“How much do you remember now? Are events coming back to you? Do you remember how you got here?” Suddenly he was asking lots of questions that she didn’t know the answers to. Juliet didn’t feel inclined to tell him why she was in the hospital and what the procedure had been. It felt too personal, it was too soon to admit her fears regarding the results of her endoscopy and when she did decide to share her concern that she was destined to descend into the black depression that had plagued her mother, it wouldn’t be with this man, a stranger she had just met in the hospital coffee shop.
“I’m sorry to be the one to tell you Juliet but things have happened this afternoon that are going to take you a while to understand and I need to try and explain them to you before you go home.”
Juliet decided to play along. “What has happened this afternoon, Victor?” Juliet wondered momentarily how he knew that her name was Juliet, was she wearing her work identification? She looked down at her body to confirm that she wasn’t wearing a white plastic card on the end of a bright blue lanyard. She often did forget to take it off after work and found herself standing in the checkout queue at the supermarket with strangers giving her odd looks. First their eyes would look at her face, then at the photo on the plastic card that was rather out of date. Finally, the stranger’s eyes would alight upon her name and then they would quickly look away. Juliet wasn’t interested in why the town’s population held her family name in such disdain. From overhearing local gossip when she was a child, and from teasing in the playground, she knew it had something to do with her mother but she had never felt strong enough to work on discovering the truth and, if she were honest, she would admit that she didn’t really want to know.
Victor was speaking “You came into the hospital for an outpatients appointment, yes?”
“Yes, I’ve had an endoscopy.” Again Juliet tried again to remember the end of her appointment, but failed. All her mind could see was Victor standing by the door of the procedure room and looking at his watch. All she could feel was the jolt as her upper body left the medical table and slammed back down on to it, banging the back of her head. “Why were you there?” It felt odd to voice an acknowledgement that Victor had been in the room.
“I was waiting for you. I knew you’d be needing some guidance through this process.” Victor sounded so matter of fact and Juliet was beginning to think she might know what he was suggesting had happened.
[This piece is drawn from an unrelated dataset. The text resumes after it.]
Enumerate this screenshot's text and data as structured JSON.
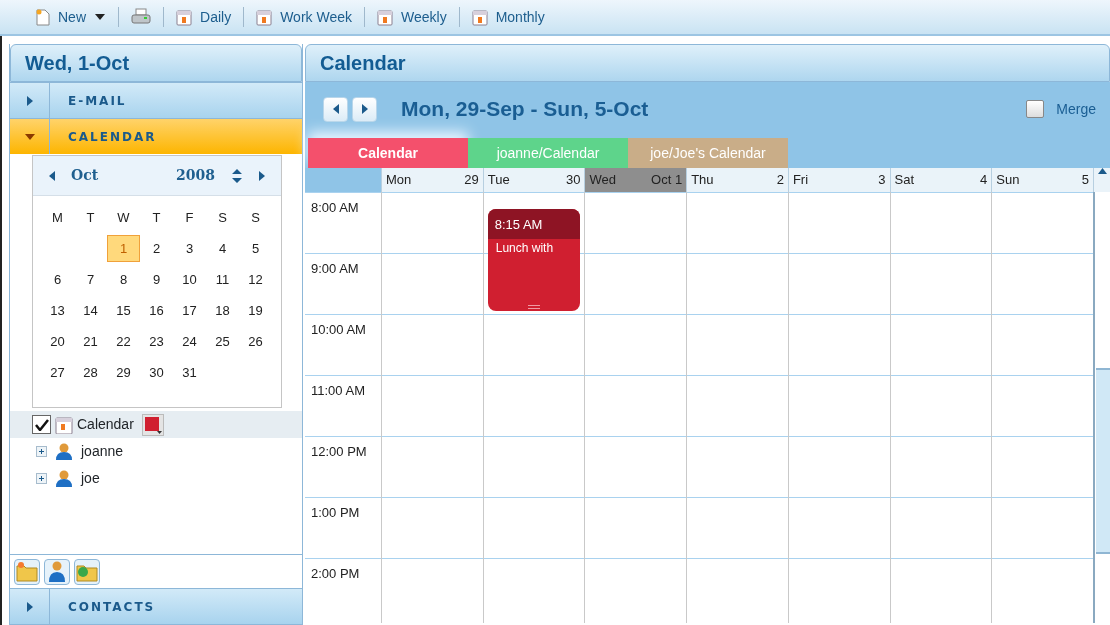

“Are you going to tell me that I died during an endoscopy” Juliet had tried to keep her voice calm but the incredulity had clearly sounded in her voice and she found it impossible to hide. The idea was ridiculous. She had read the leaflet that arrived with her appointment. It was a straightforward procedure. Juliet had been expecting to go on to work for the afternoon then go home on time after a couple of hours typing up correspondence, cook some pasta, watch some television, go to bed. How complicated was that?
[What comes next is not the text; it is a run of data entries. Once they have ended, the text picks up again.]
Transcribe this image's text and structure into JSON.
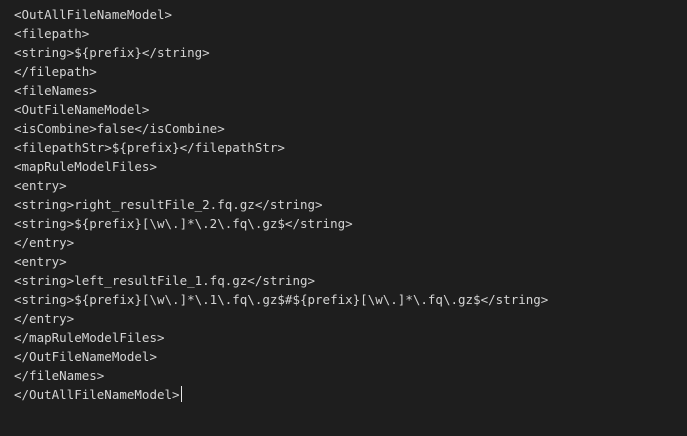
{
  "editor": {
    "lines": [
      "<OutAllFileNameModel>",
      "<filepath>",
      "<string>${prefix}</string>",
      "</filepath>",
      "<fileNames>",
      "<OutFileNameModel>",
      "<isCombine>false</isCombine>",
      "<filepathStr>${prefix}</filepathStr>",
      "<mapRuleModelFiles>",
      "<entry>",
      "<string>right_resultFile_2.fq.gz</string>",
      "<string>${prefix}[\\w\\.]*\\.2\\.fq\\.gz$</string>",
      "</entry>",
      "<entry>",
      "<string>left_resultFile_1.fq.gz</string>",
      "<string>${prefix}[\\w\\.]*\\.1\\.fq\\.gz$#${prefix}[\\w\\.]*\\.fq\\.gz$</string>",
      "</entry>",
      "</mapRuleModelFiles>",
      "</OutFileNameModel>",
      "</fileNames>",
      "</OutAllFileNameModel>"
    ],
    "colors": {
      "background": "#1e1e1e",
      "text": "#d4d4d4",
      "cursor": "#e8e8e8"
    }
  }
}
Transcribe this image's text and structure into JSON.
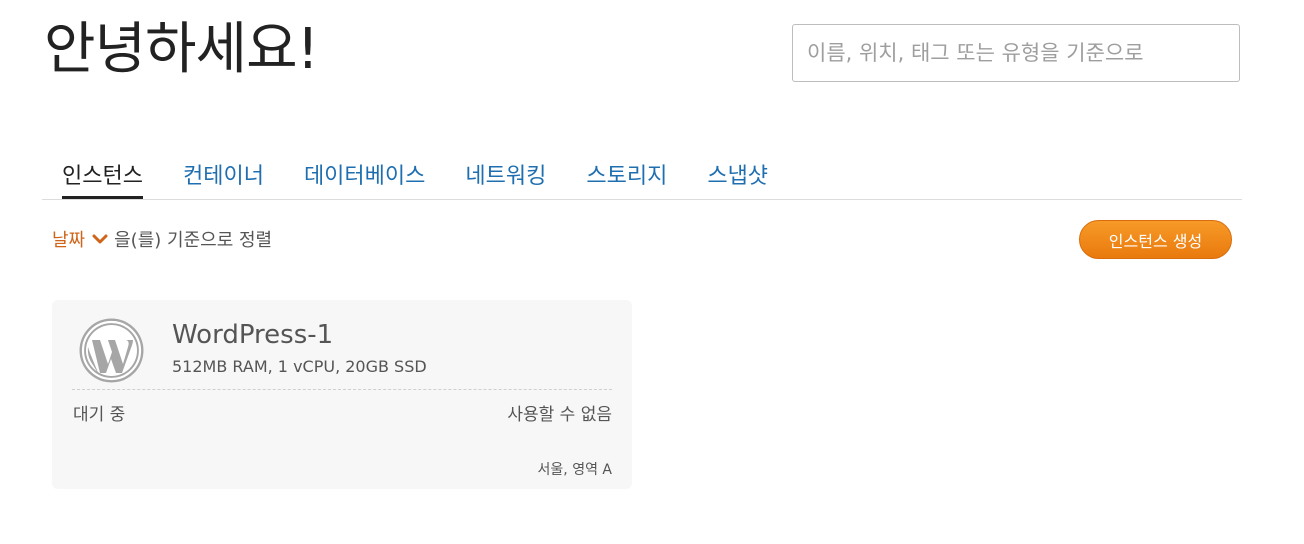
{
  "header": {
    "greeting": "안녕하세요!",
    "search_placeholder": "이름, 위치, 태그 또는 유형을 기준으로"
  },
  "tabs": [
    {
      "label": "인스턴스",
      "active": true
    },
    {
      "label": "컨테이너",
      "active": false
    },
    {
      "label": "데이터베이스",
      "active": false
    },
    {
      "label": "네트워킹",
      "active": false
    },
    {
      "label": "스토리지",
      "active": false
    },
    {
      "label": "스냅샷",
      "active": false
    }
  ],
  "sort": {
    "selected": "날짜",
    "suffix": "을(를) 기준으로 정렬",
    "icon": "chevron-down-icon"
  },
  "actions": {
    "create_label": "인스턴스 생성"
  },
  "instances": [
    {
      "name": "WordPress-1",
      "spec": "512MB RAM, 1 vCPU, 20GB SSD",
      "state": "대기 중",
      "status": "사용할 수 없음",
      "region": "서울, 영역 A",
      "icon": "wordpress-logo-icon"
    }
  ],
  "colors": {
    "accent_orange": "#e97a0d",
    "link_blue": "#1f6fb0",
    "sort_orange": "#d0651a",
    "card_bg": "#f7f7f7"
  }
}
Victor gave a small guffaw and then cleared his throat as if to apologise. “No Juliet, you are not dead but you are very poorly and you will need someone to talk to over the next couple of days”
“I’m beginning to feel better now” Juliet flexed her fingers and realised she had had all the feeling back in her arms. “I should be getting home”. Again, Juliet moved to get out of the chair and this time she felt as if she had much more energy. It was as if the heavy lead feeling had finally drained out of her body.
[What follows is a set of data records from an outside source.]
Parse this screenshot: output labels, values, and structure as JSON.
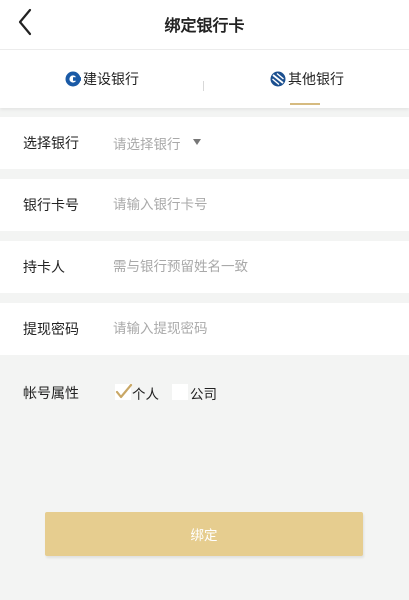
{
  "header": {
    "title": "绑定银行卡"
  },
  "tabs": [
    {
      "label": "建设银行",
      "icon": "ccb-logo-icon",
      "active": false
    },
    {
      "label": "其他银行",
      "icon": "bank-logo-icon",
      "active": true
    }
  ],
  "form": {
    "bank": {
      "label": "选择银行",
      "placeholder": "请选择银行"
    },
    "card_number": {
      "label": "银行卡号",
      "placeholder": "请输入银行卡号"
    },
    "holder": {
      "label": "持卡人",
      "placeholder": "需与银行预留姓名一致"
    },
    "password": {
      "label": "提现密码",
      "placeholder": "请输入提现密码"
    },
    "account_type": {
      "label": "帐号属性",
      "options": [
        {
          "label": "个人",
          "checked": true
        },
        {
          "label": "公司",
          "checked": false
        }
      ]
    }
  },
  "submit": {
    "label": "绑定"
  },
  "colors": {
    "accent": "#d6bb80",
    "button": "#e6cd8f",
    "ccb_blue": "#1a5aa6",
    "other_bank_blue": "#1b4f8f"
  }
}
Victor raised his hand and gestured for her to sit back down. “I was there during your endoscopy, you didn’t notice me at first because I’m not quite synchronised with your reality, so it wasn’t until your heart failed that you could see me.”
“My heart failed?” Again, the disbelief crept back into Juliet’s voice. Victor glanced at his watch. “Yes, Juliet, your heart failed. You haven’t yet come round from the shock treatment that they gave you. You are currently lying in a coma in the intensive care ward and your consciousness is sitting here in the hospital café while it waits for your body to recover”